----- Data -----
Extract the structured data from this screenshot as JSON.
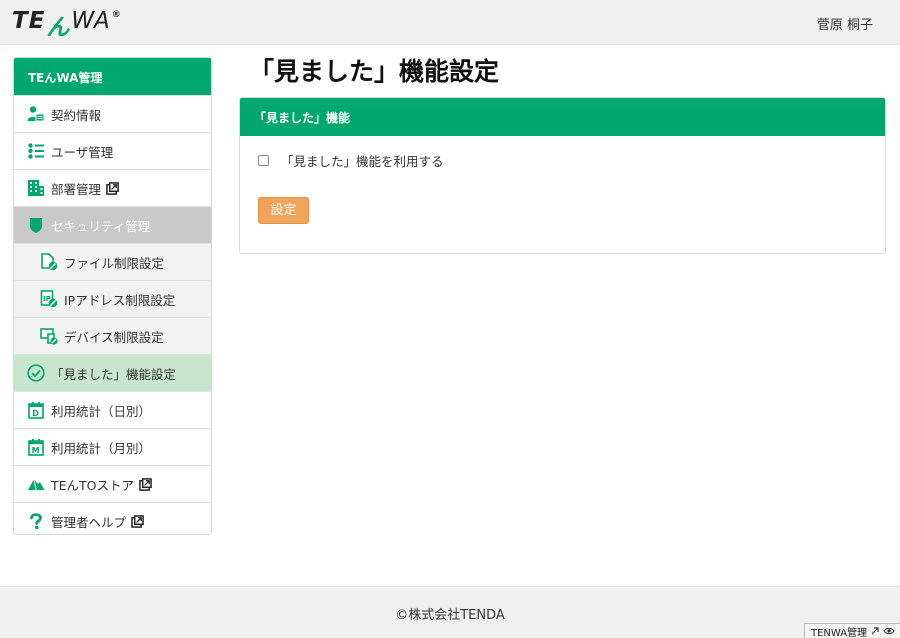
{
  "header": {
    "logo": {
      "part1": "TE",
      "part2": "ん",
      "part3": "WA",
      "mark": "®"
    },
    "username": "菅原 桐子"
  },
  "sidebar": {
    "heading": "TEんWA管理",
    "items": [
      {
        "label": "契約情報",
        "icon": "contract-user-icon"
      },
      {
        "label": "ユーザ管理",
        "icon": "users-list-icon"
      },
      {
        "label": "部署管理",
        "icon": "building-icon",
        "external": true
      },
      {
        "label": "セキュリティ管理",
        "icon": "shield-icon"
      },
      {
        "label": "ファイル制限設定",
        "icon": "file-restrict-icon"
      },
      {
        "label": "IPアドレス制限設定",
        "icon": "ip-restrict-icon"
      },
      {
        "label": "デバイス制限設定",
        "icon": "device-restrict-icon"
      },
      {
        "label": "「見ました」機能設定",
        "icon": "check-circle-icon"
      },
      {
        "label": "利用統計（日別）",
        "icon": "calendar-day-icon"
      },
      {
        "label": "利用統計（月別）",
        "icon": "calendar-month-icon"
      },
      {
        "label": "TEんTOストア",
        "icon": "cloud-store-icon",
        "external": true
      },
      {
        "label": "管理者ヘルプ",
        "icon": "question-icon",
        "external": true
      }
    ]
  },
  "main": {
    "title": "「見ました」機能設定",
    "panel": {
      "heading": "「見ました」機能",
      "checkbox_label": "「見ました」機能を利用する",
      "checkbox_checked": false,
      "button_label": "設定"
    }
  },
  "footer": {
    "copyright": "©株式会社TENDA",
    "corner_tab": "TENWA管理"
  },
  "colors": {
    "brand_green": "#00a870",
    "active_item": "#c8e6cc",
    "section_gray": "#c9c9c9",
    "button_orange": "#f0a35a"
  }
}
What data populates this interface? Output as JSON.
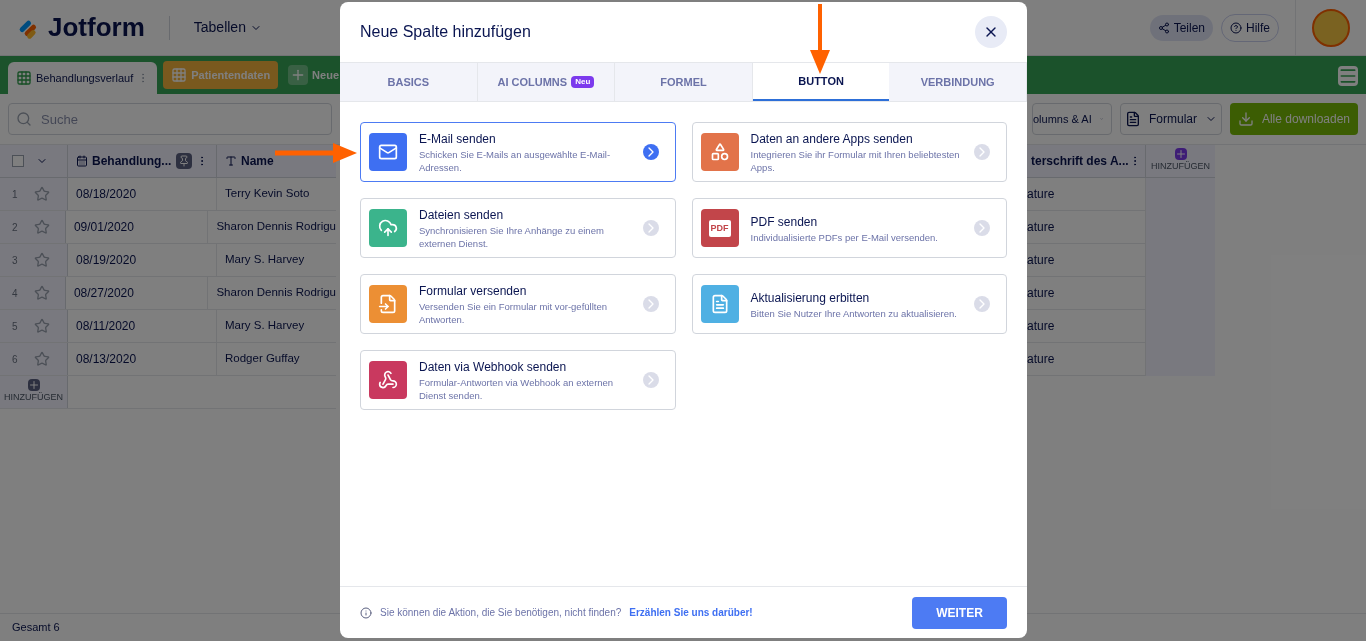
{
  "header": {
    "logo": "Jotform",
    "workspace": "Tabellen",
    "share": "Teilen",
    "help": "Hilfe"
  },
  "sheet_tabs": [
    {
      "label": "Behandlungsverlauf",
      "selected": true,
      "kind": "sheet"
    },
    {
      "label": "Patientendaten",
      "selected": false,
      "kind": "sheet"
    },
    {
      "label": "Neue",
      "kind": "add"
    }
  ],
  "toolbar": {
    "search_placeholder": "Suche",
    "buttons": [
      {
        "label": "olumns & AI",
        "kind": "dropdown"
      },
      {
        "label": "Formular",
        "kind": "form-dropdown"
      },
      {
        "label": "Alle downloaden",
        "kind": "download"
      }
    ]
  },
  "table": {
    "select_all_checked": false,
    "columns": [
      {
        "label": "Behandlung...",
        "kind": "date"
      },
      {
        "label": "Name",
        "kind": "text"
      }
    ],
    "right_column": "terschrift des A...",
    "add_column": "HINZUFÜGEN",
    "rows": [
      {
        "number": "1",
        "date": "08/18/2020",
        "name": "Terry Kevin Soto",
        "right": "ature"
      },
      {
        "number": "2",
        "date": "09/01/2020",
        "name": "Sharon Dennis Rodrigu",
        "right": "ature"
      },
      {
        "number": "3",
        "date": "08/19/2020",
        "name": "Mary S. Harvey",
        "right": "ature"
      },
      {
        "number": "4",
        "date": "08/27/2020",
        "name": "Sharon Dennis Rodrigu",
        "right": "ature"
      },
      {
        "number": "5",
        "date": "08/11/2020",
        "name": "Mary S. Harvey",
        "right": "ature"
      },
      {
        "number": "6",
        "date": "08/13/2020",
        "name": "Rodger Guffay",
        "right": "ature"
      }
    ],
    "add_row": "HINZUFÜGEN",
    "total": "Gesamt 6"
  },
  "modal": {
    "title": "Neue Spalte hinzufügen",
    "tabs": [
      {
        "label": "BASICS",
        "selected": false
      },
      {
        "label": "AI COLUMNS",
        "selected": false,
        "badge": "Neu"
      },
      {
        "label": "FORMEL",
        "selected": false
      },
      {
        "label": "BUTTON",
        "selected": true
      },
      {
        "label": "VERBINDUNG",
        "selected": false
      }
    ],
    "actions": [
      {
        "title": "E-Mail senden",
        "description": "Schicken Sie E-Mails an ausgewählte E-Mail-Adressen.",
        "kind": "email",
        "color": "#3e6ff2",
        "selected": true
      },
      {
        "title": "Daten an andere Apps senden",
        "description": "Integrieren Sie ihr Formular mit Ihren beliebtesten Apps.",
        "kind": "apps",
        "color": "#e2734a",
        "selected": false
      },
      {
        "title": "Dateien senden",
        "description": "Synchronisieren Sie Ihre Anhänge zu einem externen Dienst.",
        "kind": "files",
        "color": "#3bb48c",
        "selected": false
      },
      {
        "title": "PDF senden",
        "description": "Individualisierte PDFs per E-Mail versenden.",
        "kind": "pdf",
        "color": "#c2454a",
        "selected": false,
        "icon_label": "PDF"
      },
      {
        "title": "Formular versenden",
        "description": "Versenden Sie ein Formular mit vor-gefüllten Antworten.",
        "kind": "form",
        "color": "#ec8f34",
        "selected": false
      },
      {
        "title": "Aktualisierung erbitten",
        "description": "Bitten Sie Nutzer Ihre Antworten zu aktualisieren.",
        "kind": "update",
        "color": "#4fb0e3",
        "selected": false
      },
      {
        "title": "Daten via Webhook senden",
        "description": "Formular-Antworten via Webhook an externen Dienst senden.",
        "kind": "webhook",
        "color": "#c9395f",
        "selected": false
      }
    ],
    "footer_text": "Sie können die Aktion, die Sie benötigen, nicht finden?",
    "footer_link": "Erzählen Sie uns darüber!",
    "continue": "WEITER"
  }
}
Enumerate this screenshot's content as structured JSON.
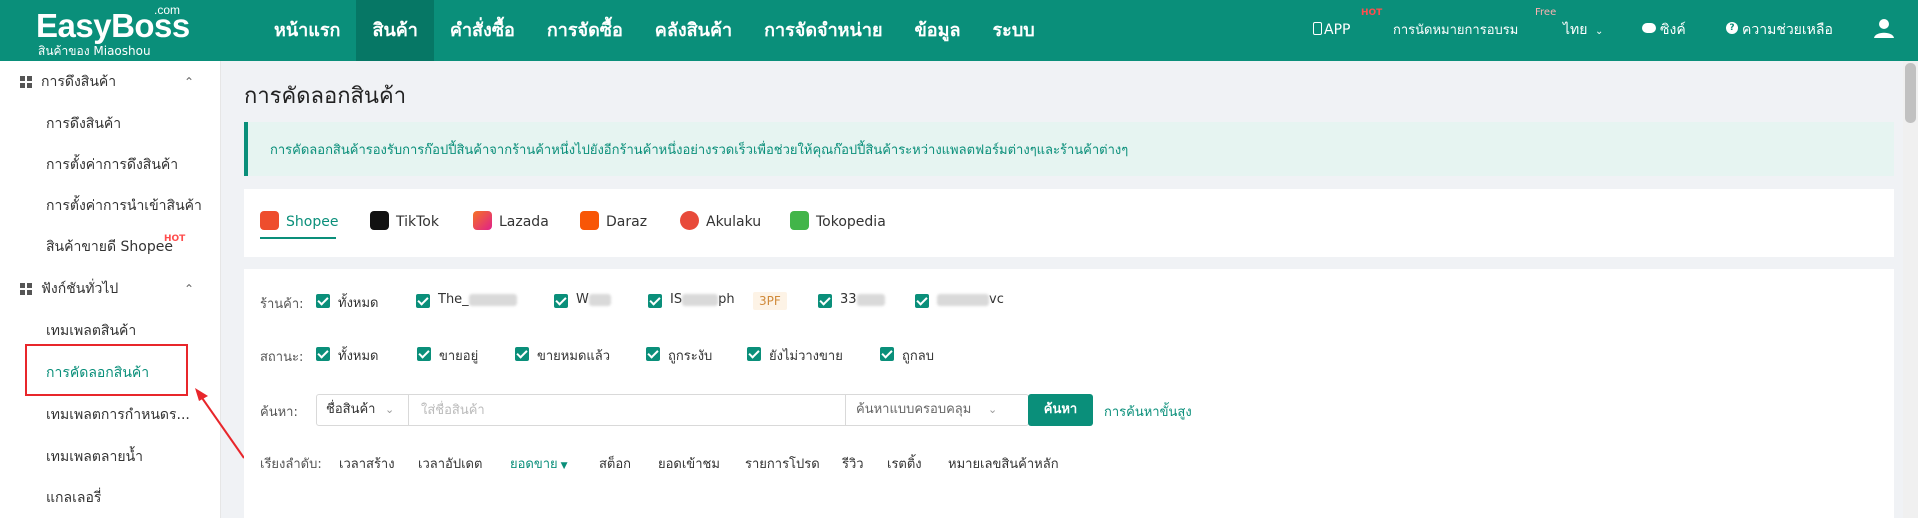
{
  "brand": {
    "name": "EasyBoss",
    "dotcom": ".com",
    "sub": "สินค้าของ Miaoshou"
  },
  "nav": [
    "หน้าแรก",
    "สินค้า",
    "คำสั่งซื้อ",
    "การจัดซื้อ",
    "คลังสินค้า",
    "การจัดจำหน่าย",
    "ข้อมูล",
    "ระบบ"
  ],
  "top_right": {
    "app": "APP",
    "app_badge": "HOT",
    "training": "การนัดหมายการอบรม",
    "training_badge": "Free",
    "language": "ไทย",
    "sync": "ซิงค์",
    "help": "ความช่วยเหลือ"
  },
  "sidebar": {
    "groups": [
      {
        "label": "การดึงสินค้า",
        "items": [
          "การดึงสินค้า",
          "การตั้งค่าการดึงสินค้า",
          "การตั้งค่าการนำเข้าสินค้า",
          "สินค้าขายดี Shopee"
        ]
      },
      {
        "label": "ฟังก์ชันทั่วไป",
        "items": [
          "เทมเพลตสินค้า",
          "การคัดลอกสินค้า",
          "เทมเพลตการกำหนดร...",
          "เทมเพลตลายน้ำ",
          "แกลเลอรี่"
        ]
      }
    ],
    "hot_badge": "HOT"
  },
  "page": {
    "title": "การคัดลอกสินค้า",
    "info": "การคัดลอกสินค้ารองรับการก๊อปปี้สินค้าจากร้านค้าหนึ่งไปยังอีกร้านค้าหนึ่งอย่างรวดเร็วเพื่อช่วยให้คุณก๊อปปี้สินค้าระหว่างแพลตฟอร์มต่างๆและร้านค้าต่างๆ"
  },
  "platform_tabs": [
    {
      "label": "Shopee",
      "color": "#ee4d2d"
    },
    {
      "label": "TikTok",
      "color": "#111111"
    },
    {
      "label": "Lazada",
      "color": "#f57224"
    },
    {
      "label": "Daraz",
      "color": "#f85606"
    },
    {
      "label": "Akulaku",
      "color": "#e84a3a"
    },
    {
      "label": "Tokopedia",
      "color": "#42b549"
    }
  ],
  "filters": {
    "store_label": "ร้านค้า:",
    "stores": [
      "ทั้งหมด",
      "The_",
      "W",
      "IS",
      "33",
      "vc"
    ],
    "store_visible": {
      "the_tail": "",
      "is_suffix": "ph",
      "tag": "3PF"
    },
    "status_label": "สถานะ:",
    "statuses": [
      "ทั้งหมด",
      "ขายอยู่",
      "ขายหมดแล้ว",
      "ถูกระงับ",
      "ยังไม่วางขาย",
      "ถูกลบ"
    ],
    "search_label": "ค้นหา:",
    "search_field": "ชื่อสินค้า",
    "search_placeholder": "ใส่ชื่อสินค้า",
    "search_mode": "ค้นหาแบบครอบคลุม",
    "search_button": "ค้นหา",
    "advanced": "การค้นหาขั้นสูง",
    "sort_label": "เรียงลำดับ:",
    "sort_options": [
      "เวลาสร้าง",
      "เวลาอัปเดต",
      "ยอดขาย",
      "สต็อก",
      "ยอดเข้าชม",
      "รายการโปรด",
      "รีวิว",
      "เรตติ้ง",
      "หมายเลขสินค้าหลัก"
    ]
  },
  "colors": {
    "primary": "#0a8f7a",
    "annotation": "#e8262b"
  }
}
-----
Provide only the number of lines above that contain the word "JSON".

• [Finished exercise]: 3